> [Directions] Print the whole listing, unchanged.

------ Material for the task ------

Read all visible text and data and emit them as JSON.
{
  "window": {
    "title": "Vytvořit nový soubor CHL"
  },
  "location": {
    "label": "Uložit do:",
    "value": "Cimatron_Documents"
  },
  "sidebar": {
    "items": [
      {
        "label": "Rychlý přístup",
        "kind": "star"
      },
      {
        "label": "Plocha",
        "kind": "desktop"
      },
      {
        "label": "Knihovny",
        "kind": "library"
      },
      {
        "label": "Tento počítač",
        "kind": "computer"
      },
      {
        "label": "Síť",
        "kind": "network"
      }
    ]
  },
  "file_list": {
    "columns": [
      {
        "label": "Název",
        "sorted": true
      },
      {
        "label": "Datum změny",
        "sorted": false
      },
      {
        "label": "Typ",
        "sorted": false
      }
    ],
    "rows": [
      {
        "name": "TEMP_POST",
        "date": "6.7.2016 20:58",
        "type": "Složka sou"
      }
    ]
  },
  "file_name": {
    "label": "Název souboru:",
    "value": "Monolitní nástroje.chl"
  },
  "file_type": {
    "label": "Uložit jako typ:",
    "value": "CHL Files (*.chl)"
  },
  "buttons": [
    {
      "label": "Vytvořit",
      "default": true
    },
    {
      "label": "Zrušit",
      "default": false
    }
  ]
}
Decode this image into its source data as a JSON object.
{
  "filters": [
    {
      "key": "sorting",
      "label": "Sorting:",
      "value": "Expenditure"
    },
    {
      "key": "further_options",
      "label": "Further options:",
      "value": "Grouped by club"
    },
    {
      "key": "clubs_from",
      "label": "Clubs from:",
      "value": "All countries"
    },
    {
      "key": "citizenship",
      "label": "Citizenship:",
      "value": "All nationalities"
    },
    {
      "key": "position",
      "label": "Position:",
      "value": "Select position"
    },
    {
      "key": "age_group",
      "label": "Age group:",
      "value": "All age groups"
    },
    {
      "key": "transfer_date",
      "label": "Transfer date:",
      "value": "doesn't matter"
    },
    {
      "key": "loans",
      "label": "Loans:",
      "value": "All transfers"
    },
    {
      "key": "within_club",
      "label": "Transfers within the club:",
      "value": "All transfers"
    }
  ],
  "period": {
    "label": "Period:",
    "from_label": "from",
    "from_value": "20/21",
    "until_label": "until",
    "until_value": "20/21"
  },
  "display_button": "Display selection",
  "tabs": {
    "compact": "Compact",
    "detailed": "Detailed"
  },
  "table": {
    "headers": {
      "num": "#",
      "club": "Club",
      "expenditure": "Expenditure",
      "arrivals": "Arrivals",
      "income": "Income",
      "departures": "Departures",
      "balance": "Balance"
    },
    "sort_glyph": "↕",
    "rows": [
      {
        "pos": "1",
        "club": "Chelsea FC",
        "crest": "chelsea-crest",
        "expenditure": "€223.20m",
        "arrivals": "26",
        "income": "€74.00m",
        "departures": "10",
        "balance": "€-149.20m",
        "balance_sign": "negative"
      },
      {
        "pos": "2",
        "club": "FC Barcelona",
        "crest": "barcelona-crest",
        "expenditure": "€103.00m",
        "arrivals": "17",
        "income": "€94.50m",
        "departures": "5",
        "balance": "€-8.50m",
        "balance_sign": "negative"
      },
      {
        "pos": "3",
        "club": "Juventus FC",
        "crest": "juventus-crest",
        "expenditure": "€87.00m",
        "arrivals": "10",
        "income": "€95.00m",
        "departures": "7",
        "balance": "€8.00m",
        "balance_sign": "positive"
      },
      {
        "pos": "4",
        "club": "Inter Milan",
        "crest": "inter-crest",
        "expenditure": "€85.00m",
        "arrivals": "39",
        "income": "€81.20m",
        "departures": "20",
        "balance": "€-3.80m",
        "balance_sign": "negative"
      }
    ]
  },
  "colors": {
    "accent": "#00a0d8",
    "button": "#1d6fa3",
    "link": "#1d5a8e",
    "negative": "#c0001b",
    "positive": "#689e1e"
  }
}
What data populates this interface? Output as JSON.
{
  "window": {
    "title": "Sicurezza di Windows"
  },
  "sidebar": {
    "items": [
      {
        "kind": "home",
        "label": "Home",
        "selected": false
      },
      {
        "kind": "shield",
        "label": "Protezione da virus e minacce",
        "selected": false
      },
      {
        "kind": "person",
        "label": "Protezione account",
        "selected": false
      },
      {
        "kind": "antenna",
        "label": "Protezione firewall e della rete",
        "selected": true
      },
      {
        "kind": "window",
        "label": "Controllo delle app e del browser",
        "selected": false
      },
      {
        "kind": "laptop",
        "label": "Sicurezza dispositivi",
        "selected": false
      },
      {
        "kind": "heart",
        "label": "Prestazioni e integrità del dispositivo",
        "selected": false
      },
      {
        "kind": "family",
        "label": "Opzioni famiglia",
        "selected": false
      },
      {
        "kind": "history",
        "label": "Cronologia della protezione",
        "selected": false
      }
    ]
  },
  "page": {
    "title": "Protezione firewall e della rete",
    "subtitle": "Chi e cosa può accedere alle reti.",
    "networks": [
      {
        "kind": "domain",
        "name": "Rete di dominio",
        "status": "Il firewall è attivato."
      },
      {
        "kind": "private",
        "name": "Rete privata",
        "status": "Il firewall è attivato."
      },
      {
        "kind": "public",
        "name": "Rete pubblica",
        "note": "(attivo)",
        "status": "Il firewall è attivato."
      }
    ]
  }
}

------

> [Response]
Read all visible text and data and emit them as JSON.
{
  "window": {
    "title": "Vytvořit nový soubor CHL"
  },
  "location": {
    "label": "Uložit do:",
    "value": "Cimatron_Documents"
  },
  "sidebar": {
    "items": [
      {
        "label": "Rychlý přístup",
        "kind": "star"
      },
      {
        "label": "Plocha",
        "kind": "desktop"
      },
      {
        "label": "Knihovny",
        "kind": "library"
      },
      {
        "label": "Tento počítač",
        "kind": "computer"
      },
      {
        "label": "Síť",
        "kind": "network"
      }
    ]
  },
  "file_list": {
    "columns": [
      {
        "label": "Název",
        "sorted": true
      },
      {
        "label": "Datum změny",
        "sorted": false
      },
      {
        "label": "Typ",
        "sorted": false
      }
    ],
    "rows": [
      {
        "name": "TEMP_POST",
        "date": "6.7.2016 20:58",
        "type": "Složka sou"
      }
    ]
  },
  "file_name": {
    "label": "Název souboru:",
    "value": "Monolitní nástroje.chl"
  },
  "file_type": {
    "label": "Uložit jako typ:",
    "value": "CHL Files (*.chl)"
  },
  "buttons": [
    {
      "label": "Vytvořit",
      "default": true
    },
    {
      "label": "Zrušit",
      "default": false
    }
  ]
}
Decode this image into its source data as a JSON object.
{
  "filters": [
    {
      "key": "sorting",
      "label": "Sorting:",
      "value": "Expenditure"
    },
    {
      "key": "further_options",
      "label": "Further options:",
      "value": "Grouped by club"
    },
    {
      "key": "clubs_from",
      "label": "Clubs from:",
      "value": "All countries"
    },
    {
      "key": "citizenship",
      "label": "Citizenship:",
      "value": "All nationalities"
    },
    {
      "key": "position",
      "label": "Position:",
      "value": "Select position"
    },
    {
      "key": "age_group",
      "label": "Age group:",
      "value": "All age groups"
    },
    {
      "key": "transfer_date",
      "label": "Transfer date:",
      "value": "doesn't matter"
    },
    {
      "key": "loans",
      "label": "Loans:",
      "value": "All transfers"
    },
    {
      "key": "within_club",
      "label": "Transfers within the club:",
      "value": "All transfers"
    }
  ],
  "period": {
    "label": "Period:",
    "from_label": "from",
    "from_value": "20/21",
    "until_label": "until",
    "until_value": "20/21"
  },
  "display_button": "Display selection",
  "tabs": {
    "compact": "Compact",
    "detailed": "Detailed"
  },
  "table": {
    "headers": {
      "num": "#",
      "club": "Club",
      "expenditure": "Expenditure",
      "arrivals": "Arrivals",
      "income": "Income",
      "departures": "Departures",
      "balance": "Balance"
    },
    "sort_glyph": "↕",
    "rows": [
      {
        "pos": "1",
        "club": "Chelsea FC",
        "crest": "chelsea-crest",
        "expenditure": "€223.20m",
        "arrivals": "26",
        "income": "€74.00m",
        "departures": "10",
        "balance": "€-149.20m",
        "balance_sign": "negative"
      },
      {
        "pos": "2",
        "club": "FC Barcelona",
        "crest": "barcelona-crest",
        "expenditure": "€103.00m",
        "arrivals": "17",
        "income": "€94.50m",
        "departures": "5",
        "balance": "€-8.50m",
        "balance_sign": "negative"
      },
      {
        "pos": "3",
        "club": "Juventus FC",
        "crest": "juventus-crest",
        "expenditure": "€87.00m",
        "arrivals": "10",
        "income": "€95.00m",
        "departures": "7",
        "balance": "€8.00m",
        "balance_sign": "positive"
      },
      {
        "pos": "4",
        "club": "Inter Milan",
        "crest": "inter-crest",
        "expenditure": "€85.00m",
        "arrivals": "39",
        "income": "€81.20m",
        "departures": "20",
        "balance": "€-3.80m",
        "balance_sign": "negative"
      }
    ]
  },
  "colors": {
    "accent": "#00a0d8",
    "button": "#1d6fa3",
    "link": "#1d5a8e",
    "negative": "#c0001b",
    "positive": "#689e1e"
  }
}
What data populates this interface? Output as JSON.
{
  "window": {
    "title": "Sicurezza di Windows"
  },
  "sidebar": {
    "items": [
      {
        "kind": "home",
        "label": "Home",
        "selected": false
      },
      {
        "kind": "shield",
        "label": "Protezione da virus e minacce",
        "selected": false
      },
      {
        "kind": "person",
        "label": "Protezione account",
        "selected": false
      },
      {
        "kind": "antenna",
        "label": "Protezione firewall e della rete",
        "selected": true
      },
      {
        "kind": "window",
        "label": "Controllo delle app e del browser",
        "selected": false
      },
      {
        "kind": "laptop",
        "label": "Sicurezza dispositivi",
        "selected": false
      },
      {
        "kind": "heart",
        "label": "Prestazioni e integrità del dispositivo",
        "selected": false
      },
      {
        "kind": "family",
        "label": "Opzioni famiglia",
        "selected": false
      },
      {
        "kind": "history",
        "label": "Cronologia della protezione",
        "selected": false
      }
    ]
  },
  "page": {
    "title": "Protezione firewall e della rete",
    "subtitle": "Chi e cosa può accedere alle reti.",
    "networks": [
      {
        "kind": "domain",
        "name": "Rete di dominio",
        "status": "Il firewall è attivato."
      },
      {
        "kind": "private",
        "name": "Rete privata",
        "status": "Il firewall è attivato."
      },
      {
        "kind": "public",
        "name": "Rete pubblica",
        "note": "(attivo)",
        "status": "Il firewall è attivato."
      }
    ]
  }
}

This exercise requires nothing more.